The Journal of Nutrition
Oxford University Press
School of Medical and Health Sciences

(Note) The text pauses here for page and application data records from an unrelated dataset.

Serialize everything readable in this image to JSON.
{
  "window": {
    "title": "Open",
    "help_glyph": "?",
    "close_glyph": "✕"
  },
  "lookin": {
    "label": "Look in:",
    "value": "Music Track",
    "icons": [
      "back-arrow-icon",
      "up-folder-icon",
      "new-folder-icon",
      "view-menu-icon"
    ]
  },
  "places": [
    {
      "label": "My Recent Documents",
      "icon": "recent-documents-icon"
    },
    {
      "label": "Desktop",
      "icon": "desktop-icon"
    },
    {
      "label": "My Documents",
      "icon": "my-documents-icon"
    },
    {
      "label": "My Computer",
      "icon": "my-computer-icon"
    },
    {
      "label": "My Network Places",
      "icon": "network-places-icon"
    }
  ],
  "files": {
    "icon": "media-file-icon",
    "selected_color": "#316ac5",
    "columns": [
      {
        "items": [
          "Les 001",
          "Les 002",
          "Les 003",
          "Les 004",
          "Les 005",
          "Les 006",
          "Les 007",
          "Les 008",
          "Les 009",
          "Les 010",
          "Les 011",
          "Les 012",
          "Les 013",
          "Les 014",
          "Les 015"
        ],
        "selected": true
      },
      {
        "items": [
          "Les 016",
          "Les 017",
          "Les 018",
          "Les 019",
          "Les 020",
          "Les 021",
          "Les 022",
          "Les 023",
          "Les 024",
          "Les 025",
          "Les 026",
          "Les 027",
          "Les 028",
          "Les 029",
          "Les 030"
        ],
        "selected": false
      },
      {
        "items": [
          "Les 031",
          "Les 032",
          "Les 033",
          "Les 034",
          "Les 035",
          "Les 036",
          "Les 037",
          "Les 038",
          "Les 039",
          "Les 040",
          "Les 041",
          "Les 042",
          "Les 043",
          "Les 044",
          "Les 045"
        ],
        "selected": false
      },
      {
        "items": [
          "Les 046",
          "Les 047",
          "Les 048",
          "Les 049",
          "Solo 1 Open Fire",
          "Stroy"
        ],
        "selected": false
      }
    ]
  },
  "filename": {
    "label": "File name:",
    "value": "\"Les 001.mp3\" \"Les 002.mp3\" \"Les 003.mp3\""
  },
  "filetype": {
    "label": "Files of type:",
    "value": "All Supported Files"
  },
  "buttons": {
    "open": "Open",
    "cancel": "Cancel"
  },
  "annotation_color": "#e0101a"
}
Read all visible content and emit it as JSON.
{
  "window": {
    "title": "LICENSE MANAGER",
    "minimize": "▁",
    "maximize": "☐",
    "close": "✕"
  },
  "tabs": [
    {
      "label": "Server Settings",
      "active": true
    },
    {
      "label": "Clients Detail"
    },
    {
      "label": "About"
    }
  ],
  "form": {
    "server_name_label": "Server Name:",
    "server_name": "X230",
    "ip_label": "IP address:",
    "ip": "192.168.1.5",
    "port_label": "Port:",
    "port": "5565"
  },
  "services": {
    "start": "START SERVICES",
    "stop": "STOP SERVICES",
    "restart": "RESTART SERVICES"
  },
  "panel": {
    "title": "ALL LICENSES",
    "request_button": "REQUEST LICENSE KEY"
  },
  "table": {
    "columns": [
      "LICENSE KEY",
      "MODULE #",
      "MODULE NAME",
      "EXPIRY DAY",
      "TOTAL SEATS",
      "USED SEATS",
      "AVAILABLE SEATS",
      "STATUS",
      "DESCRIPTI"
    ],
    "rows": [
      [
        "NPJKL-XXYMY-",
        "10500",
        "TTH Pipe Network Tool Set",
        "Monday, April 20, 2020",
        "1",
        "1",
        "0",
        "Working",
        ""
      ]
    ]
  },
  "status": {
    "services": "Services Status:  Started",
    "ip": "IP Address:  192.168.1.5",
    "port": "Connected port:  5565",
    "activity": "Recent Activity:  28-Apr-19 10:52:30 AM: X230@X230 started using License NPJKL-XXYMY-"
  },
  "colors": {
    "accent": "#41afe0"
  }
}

© The Author(s) 2020. Published by Oxford University Press on behalf of the American Society for Nutrition. BACKGROUND: Longitudinal data investigating tracking of children's lifestyle behaviors and predictors of childhood obesity are limited. OBJECTIVES: We examined changes in children's lifestyle behaviors (dietary, physical activity, and screen time) from ages 2-5 y to determine if maternal sociodemographic factors and BMI predict child obesity at 3.5 y and 5 y. METHODS: Data were obtained from 667 first-time mothers who were recruited into the Healthy Beginnings Trial at 24-34 weeks of gestation in Sydney, Australia. Child lifestyle behaviors were assessed using face-to-face questionnaire interviews with mothers. To measure child and maternal anthropometry, BMI (in kg/m2) was calculated using measured height and weight. Children were categorized as overweight or obese based on the International Obesity Task Force criteria. We used 1-factor repeated-measures ANOVA to track preschoolers' lifestyle behaviors and multiple logistic regression to determine obesity predictors. RESULTS: In children aged 2-5 y, consumption of vegetables (ηp2 = 0.06; P < 0.005) and milk (ηp2 = 0.02; P < 0.001) decreased, whereas physical activity (ηp2 = 0.07; P < 0.001) increased. Discretionary foods (sweet snacks, fast foods, salty snacks, processed meats, confectionary) (ηp2 = 0.03-0.25; P ≤ 0.01) and screen time (ηp2 = 0.39; P < 0.001) increased. Maternal BMI (in kg/m2) (Exp β: 1.06; 95% CI:1.01, 1.12 ; P=0.02), marital status (married/de facto compared with single) (Exp β: 0.06; 95% CI:0.01, 0.26; P < 0.001), and child BMI at 2 y (Exp β: 1.82; 95% CI: 1.46, 2.27; P < 0.001) predicted overweight/obesity at 3.5 y. Child BMI at 3.5 y (Exp β: 3.51; 95% CI: 2.50, 4.93; P < 0.001) predicted obesity at 5 y. CONCLUSIONS: Poor dietary and lifestyle behaviours track in early childhood, with maternal single-parent status and high maternal and child BMI at 2 y predicting earlier obesity onset.